CSIRO, Australia’s national science agency, and Fortescue Metals Group have announced a partnership to develop hydrogen technologies in Australia.
CSIRO will work with Fortescue to identify, develop and commercialize technologies to support the creation of an Australian hydrogen industry and future global uptake. The centerpiece of the A$20 million partnership is an investment in CSIRO’s metal membrane technology which enables ammonia to be used as a carrier material for hydrogen storage and transport. The agreement includes commercialization arrangements for the membrane technology, with a subsequent five-year investment in hydrogen R&D.
CSIRO’s National Hydrogen Roadmap, released earlier this year, found that an economically-sustainable hydrogen industry could soon be a reality. Hydrogen is a clean-burning fuel with a range of uses from powering vehicles to storing energy, and if produced using low-emissions energy sources, it could facilitate decarbonization across the energy and industrial sectors.
The Roadmap indicates that hydrogen technologies are reaching maturity, with the narrative now shifting from R&D to market activation. By around 2025, clean hydrogen could be cost-competitive with existing industrial feedstocks such as natural gas and energy carriers such as batteries in many applications. The Roadmap states that an appropriate policy framework could create market pull for hydrogen, with investment in infrastructure then likely to follow.
Australia has long been dependent on imported liquid fuels and is currently not meeting domestic fuel reserve targets. Hydrogen could play a key role in protecting Australia from supply shocks by localizing liquid fuel supplies (e.g. by producing synthetic fuels) or by displacing their use in both stationary and transport applications. Hydrogen could also help manage the transition to a higher proportion of variable renewable electricity in the electricity network by overcoming challenges associated with energy intermittency.

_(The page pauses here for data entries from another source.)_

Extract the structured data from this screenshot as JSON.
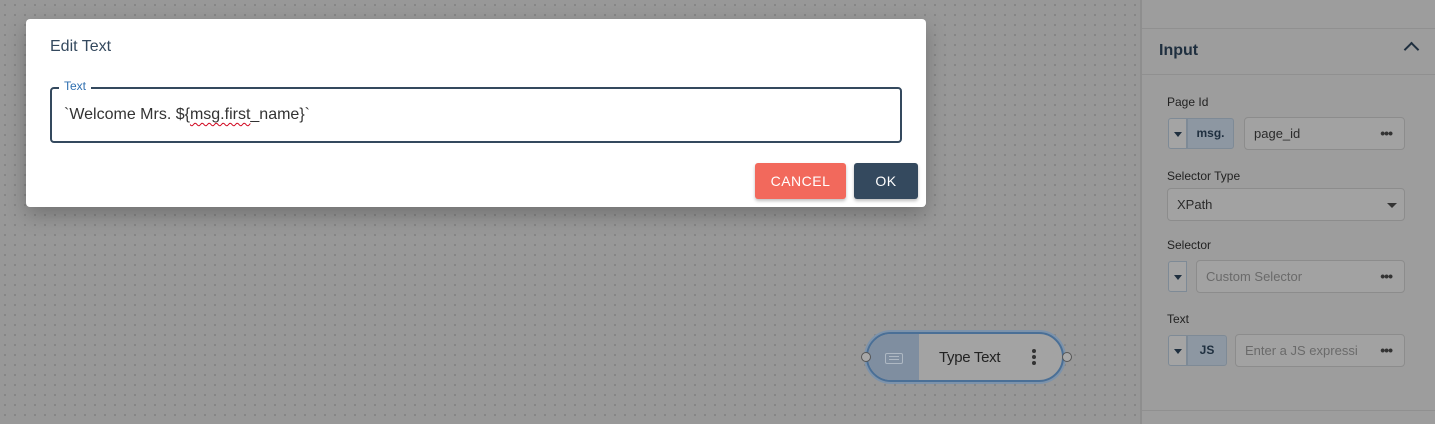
{
  "dialog": {
    "title": "Edit Text",
    "field_label": "Text",
    "value_prefix": "`Welcome Mrs. ${",
    "value_misspelled": "msg.first",
    "value_suffix": "_name}`",
    "cancel_label": "CANCEL",
    "ok_label": "OK"
  },
  "panel": {
    "section_title": "Input",
    "page_id": {
      "label": "Page Id",
      "tag": "msg.",
      "value": "page_id"
    },
    "selector_type": {
      "label": "Selector Type",
      "value": "XPath"
    },
    "selector": {
      "label": "Selector",
      "placeholder": "Custom Selector"
    },
    "text": {
      "label": "Text",
      "tag": "JS",
      "placeholder": "Enter a JS expressi"
    },
    "more_glyph": "•••"
  },
  "node": {
    "label": "Type Text",
    "icon": "keyboard-icon"
  },
  "colors": {
    "primary": "#34495e",
    "cancel": "#f2695c",
    "legend": "#2f6fb0",
    "node_border": "#4a6f96"
  }
}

Australia has a history of exporting its natural resources. However, some of these markets, for example uranium, have suffered downturns as a consequence of a changing energy mix abroad. Others such as thermal coal, could be at risk in the future if global trends continue to lead towards a low carbon economy.
In contrast, the global market for hydrogen is expected to reach $155 billion by 2022, with a number of Australia’s existing trading partners, such as Japan, who are comparatively resource constrained, currently implementing policy commitments for hydrogen imports and use. The Australian Renewable Energy Agency (ARENA) has already funding for Australia’s first green hydrogen innovation hub at Jandakot in Western Australia with an eye for the Japanese market.

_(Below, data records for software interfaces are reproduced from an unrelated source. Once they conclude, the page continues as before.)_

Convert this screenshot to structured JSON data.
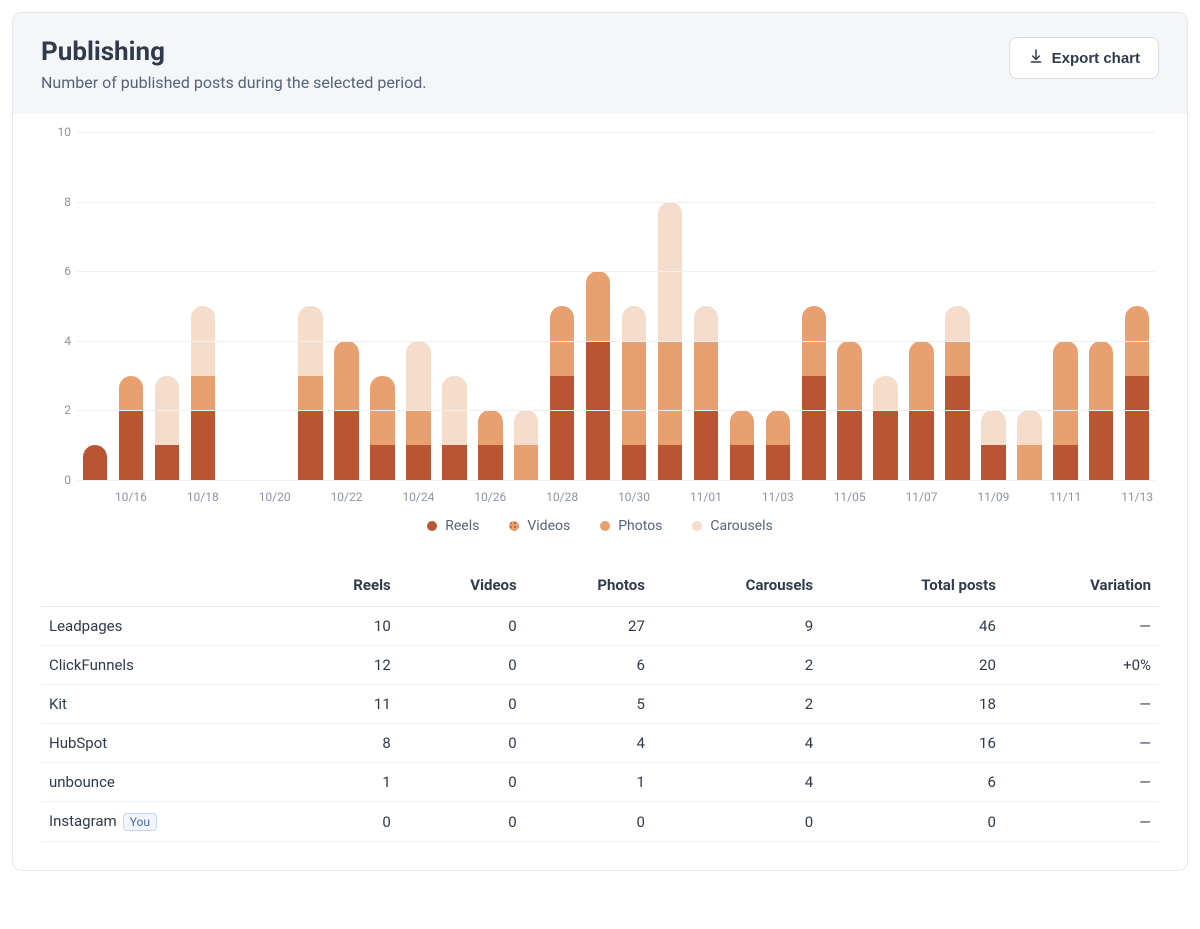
{
  "header": {
    "title": "Publishing",
    "subtitle": "Number of published posts during the selected period.",
    "export_label": "Export chart"
  },
  "legend": {
    "reels": "Reels",
    "videos": "Videos",
    "photos": "Photos",
    "carousels": "Carousels"
  },
  "chart_data": {
    "type": "bar",
    "stacked": true,
    "ylabel": "",
    "xlabel": "",
    "ylim": [
      0,
      10
    ],
    "yticks": [
      0,
      2,
      4,
      6,
      8,
      10
    ],
    "categories": [
      "10/15",
      "10/16",
      "10/17",
      "10/18",
      "10/19",
      "10/20",
      "10/21",
      "10/22",
      "10/23",
      "10/24",
      "10/25",
      "10/26",
      "10/27",
      "10/28",
      "10/29",
      "10/30",
      "10/31",
      "11/01",
      "11/02",
      "11/03",
      "11/04",
      "11/05",
      "11/06",
      "11/07",
      "11/08",
      "11/09",
      "11/10",
      "11/11",
      "11/12",
      "11/13"
    ],
    "xtick_labels": [
      "",
      "10/16",
      "",
      "10/18",
      "",
      "10/20",
      "",
      "10/22",
      "",
      "10/24",
      "",
      "10/26",
      "",
      "10/28",
      "",
      "10/30",
      "",
      "11/01",
      "",
      "11/03",
      "",
      "11/05",
      "",
      "11/07",
      "",
      "11/09",
      "",
      "11/11",
      "",
      "11/13"
    ],
    "series": [
      {
        "name": "Reels",
        "key": "reels",
        "color": "#b95533",
        "values": [
          1,
          2,
          1,
          2,
          0,
          0,
          2,
          2,
          1,
          1,
          1,
          1,
          0,
          3,
          4,
          1,
          1,
          2,
          1,
          1,
          3,
          2,
          2,
          2,
          3,
          1,
          0,
          1,
          2,
          3
        ]
      },
      {
        "name": "Videos",
        "key": "videos",
        "color": "#e9a071",
        "values": [
          0,
          0,
          0,
          0,
          0,
          0,
          0,
          0,
          0,
          0,
          0,
          0,
          0,
          0,
          0,
          0,
          0,
          0,
          0,
          0,
          0,
          0,
          0,
          0,
          0,
          0,
          0,
          0,
          0,
          0
        ]
      },
      {
        "name": "Photos",
        "key": "photos",
        "color": "#e9a071",
        "values": [
          0,
          1,
          0,
          1,
          0,
          0,
          1,
          2,
          2,
          1,
          0,
          1,
          1,
          2,
          2,
          3,
          3,
          2,
          1,
          1,
          2,
          2,
          0,
          2,
          1,
          0,
          1,
          3,
          2,
          2
        ]
      },
      {
        "name": "Carousels",
        "key": "carousels",
        "color": "#f6dccb",
        "values": [
          0,
          0,
          2,
          2,
          0,
          0,
          2,
          0,
          0,
          2,
          2,
          0,
          1,
          0,
          0,
          1,
          4,
          1,
          0,
          0,
          0,
          0,
          1,
          0,
          1,
          1,
          1,
          0,
          0,
          0
        ]
      }
    ]
  },
  "table": {
    "columns": [
      "",
      "Reels",
      "Videos",
      "Photos",
      "Carousels",
      "Total posts",
      "Variation"
    ],
    "rows": [
      {
        "name": "Leadpages",
        "you": false,
        "reels": 10,
        "videos": 0,
        "photos": 27,
        "carousels": 9,
        "total": 46,
        "variation": "—"
      },
      {
        "name": "ClickFunnels",
        "you": false,
        "reels": 12,
        "videos": 0,
        "photos": 6,
        "carousels": 2,
        "total": 20,
        "variation": "+0%"
      },
      {
        "name": "Kit",
        "you": false,
        "reels": 11,
        "videos": 0,
        "photos": 5,
        "carousels": 2,
        "total": 18,
        "variation": "—"
      },
      {
        "name": "HubSpot",
        "you": false,
        "reels": 8,
        "videos": 0,
        "photos": 4,
        "carousels": 4,
        "total": 16,
        "variation": "—"
      },
      {
        "name": "unbounce",
        "you": false,
        "reels": 1,
        "videos": 0,
        "photos": 1,
        "carousels": 4,
        "total": 6,
        "variation": "—"
      },
      {
        "name": "Instagram",
        "you": true,
        "reels": 0,
        "videos": 0,
        "photos": 0,
        "carousels": 0,
        "total": 0,
        "variation": "—"
      }
    ],
    "you_label": "You"
  }
}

The hub will trial the production, storage and use of renewable hydrogen to energize a commercial-scale microgrid. Green hydrogen will be produced from on-site solar using electrolysis, fueling a range of gas appliances and blending hydrogen into the natural gas pipeline. The development project will also evaluate the potential for renewable hydrogen to be exported at a larger scale.
Potential demand for imported hydrogen in China, Japan, South Korea and Singapore could reach in the order of 3.8 million tons in 2030. Commercial scale production of hydrogen from brown coal in Victoria is likely to be available after 2030, so the majority of prior demand is expected to be met by electrolysis coupled with dedicated renewables or grid connected electricity.